Nick Panay, Chairman, British Menopause Society; Consultant Gynaecologist, Queen Charlotte's and Chelsea & Westminster Hospitals, Honorary Lecturer, Imperial College London, London, UK

Heather Currie, Medical Advisory Council Member, British Menopause Society; Associate Specialist Gynaecologist, Dumfries and Galloway Royal Infirmary, Dumfries, UK; Medical Director "Menopause Matters Ltd"

Edward Morris, Medical Advisory Council Member, British Menopause Society; Consultant, Obstetrics & Gynaecology, Norfolk & Norwich University Hospital, Norwich, UK

References

[1] Million Women Study Collaborators. Breast cancer and HRT in the Million Women Study. Lancet 2003; 362: 419-427.

[2] Writing group for the Women's Health Initiative Investigators. Risks and benefits of estrogen plus progestin in healthy postmenopausal women: principal results from the Women's health initiative randomised controlled trial JAMA 2002; 288(3): 321-333.

[3] Shapiro S, Farmer RD, Stevenson JC, Burger H, Mueck AO. Does hormone replacement therapy cause breast cancer? An application of causal principles to three studies Part 4: The Million Women Study J Fam Plann Reprod Health Care 2012. Jan 16 (ahead of print)

[4] Shapiro S, Farmer RD, Mueck AO, Seaman H, Stevenson JC. Does hormone replacement therapy cause breast cancer? An application of causal principles to three studies: part 2. The Women's Health Initiative: estrogen plus progestogen. J Fam Plann Reprod Health Care 2011 Jul;37(3):165-172.

[5] Cumming GP, Currie HD, Panay N, Moncur R, Lee AJ. Stopping hormone replacement therapy: were women ill advised? Menopause Int 2011; 17(3): 82-87.

[6] British Menopause Society Council. Modernizing the NHS: observations and recommendations from the British Menopause Society. Menopause Int 2011 Jun;17(2):41-43.

[7] Bowring CE, Francis RM. National Osteoporosis Society's Position Statement on hormone replacement therapy in the prevention and treatment of osteoporosis. Menopause Int 2011; 17: 63-65.

[8] Panay N, Ylikorkala O, Archer DF, Rakov V, Gut R, Lang E. Ultra low-dose estradiol and norethisterone acetate: Effective menopausal symptom relief.
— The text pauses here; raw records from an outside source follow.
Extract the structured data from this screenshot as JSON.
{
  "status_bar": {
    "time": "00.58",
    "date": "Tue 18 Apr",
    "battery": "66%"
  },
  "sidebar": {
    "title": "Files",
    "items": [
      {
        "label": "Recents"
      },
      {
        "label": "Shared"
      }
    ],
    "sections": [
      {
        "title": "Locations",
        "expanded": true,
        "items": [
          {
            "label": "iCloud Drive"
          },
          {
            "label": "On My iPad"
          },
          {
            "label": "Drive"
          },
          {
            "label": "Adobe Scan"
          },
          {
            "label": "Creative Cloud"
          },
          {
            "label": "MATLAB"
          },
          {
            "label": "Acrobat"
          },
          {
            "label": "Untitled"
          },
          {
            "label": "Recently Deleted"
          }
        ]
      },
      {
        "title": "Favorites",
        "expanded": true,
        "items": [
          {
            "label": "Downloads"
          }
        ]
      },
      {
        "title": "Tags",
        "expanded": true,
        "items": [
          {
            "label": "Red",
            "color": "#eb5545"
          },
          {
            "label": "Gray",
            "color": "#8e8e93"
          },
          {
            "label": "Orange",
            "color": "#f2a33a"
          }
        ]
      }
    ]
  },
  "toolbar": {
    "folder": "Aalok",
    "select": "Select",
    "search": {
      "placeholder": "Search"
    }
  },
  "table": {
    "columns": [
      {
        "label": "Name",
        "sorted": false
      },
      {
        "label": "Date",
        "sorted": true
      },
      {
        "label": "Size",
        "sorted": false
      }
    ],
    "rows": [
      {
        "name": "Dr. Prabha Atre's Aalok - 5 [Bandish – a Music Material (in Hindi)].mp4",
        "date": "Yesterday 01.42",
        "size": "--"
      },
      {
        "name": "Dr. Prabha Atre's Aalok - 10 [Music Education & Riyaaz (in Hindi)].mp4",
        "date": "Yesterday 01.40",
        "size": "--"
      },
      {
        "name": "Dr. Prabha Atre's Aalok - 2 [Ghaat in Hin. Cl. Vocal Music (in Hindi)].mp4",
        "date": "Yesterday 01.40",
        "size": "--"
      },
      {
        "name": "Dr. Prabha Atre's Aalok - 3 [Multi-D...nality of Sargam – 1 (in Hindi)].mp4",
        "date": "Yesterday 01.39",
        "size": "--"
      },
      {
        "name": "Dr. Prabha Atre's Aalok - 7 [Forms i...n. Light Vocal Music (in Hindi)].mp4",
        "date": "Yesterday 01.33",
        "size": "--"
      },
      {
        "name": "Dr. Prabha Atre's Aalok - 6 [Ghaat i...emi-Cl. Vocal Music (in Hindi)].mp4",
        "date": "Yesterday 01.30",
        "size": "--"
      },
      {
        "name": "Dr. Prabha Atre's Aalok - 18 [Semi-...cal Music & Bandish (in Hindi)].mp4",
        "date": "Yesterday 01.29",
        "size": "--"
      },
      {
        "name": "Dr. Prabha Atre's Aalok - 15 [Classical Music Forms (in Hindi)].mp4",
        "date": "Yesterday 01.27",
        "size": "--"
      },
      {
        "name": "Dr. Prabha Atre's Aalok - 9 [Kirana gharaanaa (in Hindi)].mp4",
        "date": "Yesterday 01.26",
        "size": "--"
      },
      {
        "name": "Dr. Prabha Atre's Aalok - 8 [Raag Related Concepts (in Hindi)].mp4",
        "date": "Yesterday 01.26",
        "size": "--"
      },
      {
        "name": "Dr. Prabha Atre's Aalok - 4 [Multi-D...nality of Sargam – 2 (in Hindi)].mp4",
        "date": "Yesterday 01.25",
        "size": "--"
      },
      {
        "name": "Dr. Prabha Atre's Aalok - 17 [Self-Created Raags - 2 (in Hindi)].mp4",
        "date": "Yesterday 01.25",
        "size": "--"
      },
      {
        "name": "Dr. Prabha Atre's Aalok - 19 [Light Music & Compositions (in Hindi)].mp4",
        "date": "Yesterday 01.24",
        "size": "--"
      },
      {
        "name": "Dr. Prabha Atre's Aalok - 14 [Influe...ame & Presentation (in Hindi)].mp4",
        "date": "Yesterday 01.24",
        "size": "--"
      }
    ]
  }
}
Climacteric 2007; 10(2): 120-131.

[9] Fournier A, Fabre A, Mesrine S, Boutron-Ruault MC, Berrino F, Clavel-Chapelon F. Use of different postmenopausal hormone therapies and risk of histology- and hormone receptor-defined invasive breast cancer. J Clin Oncol 2008; 26(8):1260-1268.

[10] Harman SM, Brinton EA, Cedars M, Lobo R, Manson JE, Merriam GR, Miller VM, Naftolin F, Santoro N. KEEPS: The Kronos Early Estrogen Prevention Study. Climacteric 2005 Mar;8(1):3-12.

[11] Panay N, Fenton A. Has the time for the definitive, randomized, placebo-controlled HRT trial arrived? Climacteric 2011 Apr;14(2):195-196.

Conflict of Interest:

Nick Panay (NP), Eddie Morris (EM) and Heather Currie (HC) have received sponsorship for lectures and advisory work performed for pharmaceutical companies. NP and HC have received educational grants for meetings and NP has received funding for pharmaceutical trials. NP is co-editor in chief of Climacteric (International Menopause Society Journal) and EM/HC are co-editors in chief of Menopause International (British Menopause Society Journal).

Conflict of Interest

None declared